Without the pictures, set down every line of the data exactly.

_ _ _ _

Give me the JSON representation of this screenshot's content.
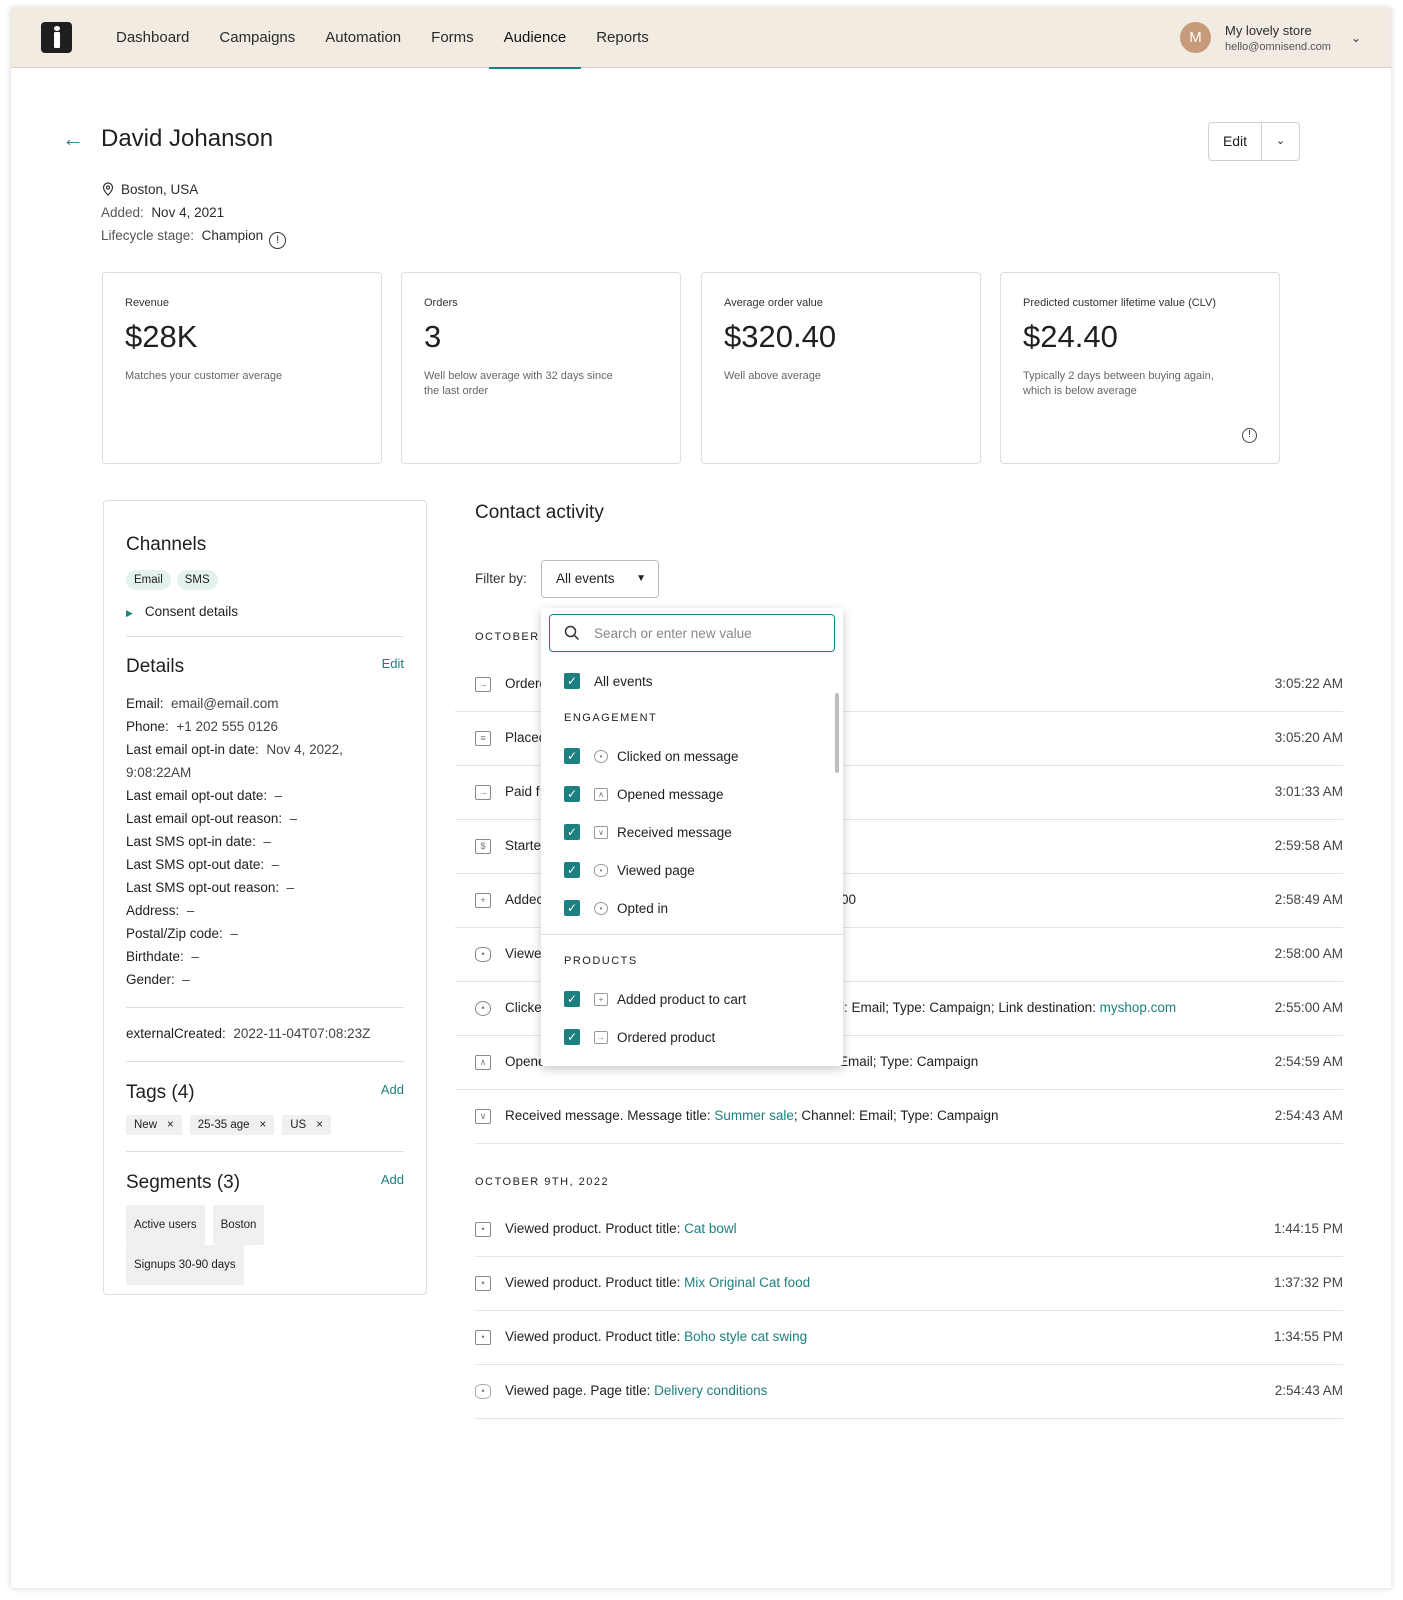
{
  "nav": {
    "items": [
      "Dashboard",
      "Campaigns",
      "Automation",
      "Forms",
      "Audience",
      "Reports"
    ],
    "active": "Audience",
    "user_initial": "M",
    "store_name": "My lovely store",
    "store_email": "hello@omnisend.com"
  },
  "contact": {
    "name": "David Johanson",
    "location": "Boston, USA",
    "added_label": "Added:",
    "added_value": "Nov 4, 2021",
    "lifecycle_label": "Lifecycle stage:",
    "lifecycle_value": "Champion",
    "edit_label": "Edit"
  },
  "stats": [
    {
      "label": "Revenue",
      "value": "$28K",
      "desc": "Matches your customer average"
    },
    {
      "label": "Orders",
      "value": "3",
      "desc": "Well below average with 32 days since the last order"
    },
    {
      "label": "Average order value",
      "value": "$320.40",
      "desc": "Well above average"
    },
    {
      "label": "Predicted customer lifetime value (CLV)",
      "value": "$24.40",
      "desc": "Typically 2 days between buying again, which is below average"
    }
  ],
  "channels": {
    "title": "Channels",
    "chips": [
      "Email",
      "SMS"
    ],
    "consent": "Consent details"
  },
  "details": {
    "title": "Details",
    "edit": "Edit",
    "fields": [
      {
        "k": "Email:",
        "v": "email@email.com"
      },
      {
        "k": "Phone:",
        "v": "+1 202 555 0126"
      },
      {
        "k": "Last email opt-in date:",
        "v": "Nov 4, 2022, 9:08:22AM"
      },
      {
        "k": "Last email opt-out date:",
        "v": "–"
      },
      {
        "k": "Last email opt-out reason:",
        "v": "–"
      },
      {
        "k": "Last SMS opt-in date:",
        "v": "–"
      },
      {
        "k": "Last SMS opt-out date:",
        "v": "–"
      },
      {
        "k": "Last SMS opt-out reason:",
        "v": "–"
      },
      {
        "k": "Address:",
        "v": "–"
      },
      {
        "k": "Postal/Zip code:",
        "v": "–"
      },
      {
        "k": "Birthdate:",
        "v": "–"
      },
      {
        "k": "Gender:",
        "v": "–"
      }
    ],
    "external_key": "externalCreated:",
    "external_value": "2022-11-04T07:08:23Z"
  },
  "tags": {
    "title": "Tags (4)",
    "add": "Add",
    "items": [
      "New",
      "25-35 age",
      "US"
    ]
  },
  "segments": {
    "title": "Segments (3)",
    "add": "Add",
    "items": [
      "Active users",
      "Boston",
      "Signups 30-90 days"
    ]
  },
  "activity": {
    "title": "Contact activity",
    "filter_label": "Filter by:",
    "filter_value": "All events",
    "group1_header": "OCTOBER 1",
    "group1": [
      {
        "pre": "Ordere",
        "time": "3:05:22 AM"
      },
      {
        "pre": "Placec",
        "time": "3:05:20 AM"
      },
      {
        "pre": "Paid f",
        "time": "3:01:33 AM"
      },
      {
        "pre": "Starte",
        "time": "2:59:58 AM"
      },
      {
        "pre": "Addec",
        "post": "00",
        "time": "2:58:49 AM"
      },
      {
        "pre": "Viewe",
        "time": "2:58:00 AM"
      },
      {
        "pre": "Clicke",
        "post": "l: Email; Type: Campaign; Link destination: ",
        "link": "myshop.com",
        "time": "2:55:00 AM"
      },
      {
        "pre": "Opene",
        "post": "Email; Type: Campaign",
        "time": "2:54:59 AM"
      },
      {
        "pre": "Received message. Message title: ",
        "link": "Summer sale",
        "post2": "; Channel: Email; Type: Campaign",
        "time": "2:54:43 AM"
      }
    ],
    "group2_header": "OCTOBER 9TH, 2022",
    "group2": [
      {
        "pre": "Viewed product. Product title: ",
        "link": "Cat bowl",
        "time": "1:44:15 PM"
      },
      {
        "pre": "Viewed product. Product title: ",
        "link": "Mix Original Cat food",
        "time": "1:37:32 PM"
      },
      {
        "pre": "Viewed product. Product title: ",
        "link": "Boho style cat swing",
        "time": "1:34:55 PM"
      },
      {
        "pre": "Viewed page. Page title: ",
        "link": "Delivery conditions",
        "time": "2:54:43 AM"
      }
    ]
  },
  "dropdown": {
    "search_placeholder": "Search or enter new value",
    "all_events": "All events",
    "engagement_header": "ENGAGEMENT",
    "engagement": [
      "Clicked on message",
      "Opened message",
      "Received message",
      "Viewed page",
      "Opted in"
    ],
    "products_header": "PRODUCTS",
    "products": [
      "Added product to cart",
      "Ordered product"
    ]
  },
  "colors": {
    "accent": "#1c8080",
    "topbar": "#f2ebe2"
  }
}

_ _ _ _

> _Problem solution_:
Give me the JSON representation of this screenshot's content.
{
  "nav": {
    "items": [
      "Dashboard",
      "Campaigns",
      "Automation",
      "Forms",
      "Audience",
      "Reports"
    ],
    "active": "Audience",
    "user_initial": "M",
    "store_name": "My lovely store",
    "store_email": "hello@omnisend.com"
  },
  "contact": {
    "name": "David Johanson",
    "location": "Boston, USA",
    "added_label": "Added:",
    "added_value": "Nov 4, 2021",
    "lifecycle_label": "Lifecycle stage:",
    "lifecycle_value": "Champion",
    "edit_label": "Edit"
  },
  "stats": [
    {
      "label": "Revenue",
      "value": "$28K",
      "desc": "Matches your customer average"
    },
    {
      "label": "Orders",
      "value": "3",
      "desc": "Well below average with 32 days since the last order"
    },
    {
      "label": "Average order value",
      "value": "$320.40",
      "desc": "Well above average"
    },
    {
      "label": "Predicted customer lifetime value (CLV)",
      "value": "$24.40",
      "desc": "Typically 2 days between buying again, which is below average"
    }
  ],
  "channels": {
    "title": "Channels",
    "chips": [
      "Email",
      "SMS"
    ],
    "consent": "Consent details"
  },
  "details": {
    "title": "Details",
    "edit": "Edit",
    "fields": [
      {
        "k": "Email:",
        "v": "email@email.com"
      },
      {
        "k": "Phone:",
        "v": "+1 202 555 0126"
      },
      {
        "k": "Last email opt-in date:",
        "v": "Nov 4, 2022, 9:08:22AM"
      },
      {
        "k": "Last email opt-out date:",
        "v": "–"
      },
      {
        "k": "Last email opt-out reason:",
        "v": "–"
      },
      {
        "k": "Last SMS opt-in date:",
        "v": "–"
      },
      {
        "k": "Last SMS opt-out date:",
        "v": "–"
      },
      {
        "k": "Last SMS opt-out reason:",
        "v": "–"
      },
      {
        "k": "Address:",
        "v": "–"
      },
      {
        "k": "Postal/Zip code:",
        "v": "–"
      },
      {
        "k": "Birthdate:",
        "v": "–"
      },
      {
        "k": "Gender:",
        "v": "–"
      }
    ],
    "external_key": "externalCreated:",
    "external_value": "2022-11-04T07:08:23Z"
  },
  "tags": {
    "title": "Tags (4)",
    "add": "Add",
    "items": [
      "New",
      "25-35 age",
      "US"
    ]
  },
  "segments": {
    "title": "Segments (3)",
    "add": "Add",
    "items": [
      "Active users",
      "Boston",
      "Signups 30-90 days"
    ]
  },
  "activity": {
    "title": "Contact activity",
    "filter_label": "Filter by:",
    "filter_value": "All events",
    "group1_header": "OCTOBER 1",
    "group1": [
      {
        "pre": "Ordere",
        "time": "3:05:22 AM"
      },
      {
        "pre": "Placec",
        "time": "3:05:20 AM"
      },
      {
        "pre": "Paid f",
        "time": "3:01:33 AM"
      },
      {
        "pre": "Starte",
        "time": "2:59:58 AM"
      },
      {
        "pre": "Addec",
        "post": "00",
        "time": "2:58:49 AM"
      },
      {
        "pre": "Viewe",
        "time": "2:58:00 AM"
      },
      {
        "pre": "Clicke",
        "post": "l: Email; Type: Campaign; Link destination: ",
        "link": "myshop.com",
        "time": "2:55:00 AM"
      },
      {
        "pre": "Opene",
        "post": "Email; Type: Campaign",
        "time": "2:54:59 AM"
      },
      {
        "pre": "Received message. Message title: ",
        "link": "Summer sale",
        "post2": "; Channel: Email; Type: Campaign",
        "time": "2:54:43 AM"
      }
    ],
    "group2_header": "OCTOBER 9TH, 2022",
    "group2": [
      {
        "pre": "Viewed product. Product title: ",
        "link": "Cat bowl",
        "time": "1:44:15 PM"
      },
      {
        "pre": "Viewed product. Product title: ",
        "link": "Mix Original Cat food",
        "time": "1:37:32 PM"
      },
      {
        "pre": "Viewed product. Product title: ",
        "link": "Boho style cat swing",
        "time": "1:34:55 PM"
      },
      {
        "pre": "Viewed page. Page title: ",
        "link": "Delivery conditions",
        "time": "2:54:43 AM"
      }
    ]
  },
  "dropdown": {
    "search_placeholder": "Search or enter new value",
    "all_events": "All events",
    "engagement_header": "ENGAGEMENT",
    "engagement": [
      "Clicked on message",
      "Opened message",
      "Received message",
      "Viewed page",
      "Opted in"
    ],
    "products_header": "PRODUCTS",
    "products": [
      "Added product to cart",
      "Ordered product"
    ]
  },
  "colors": {
    "accent": "#1c8080",
    "topbar": "#f2ebe2"
  }
}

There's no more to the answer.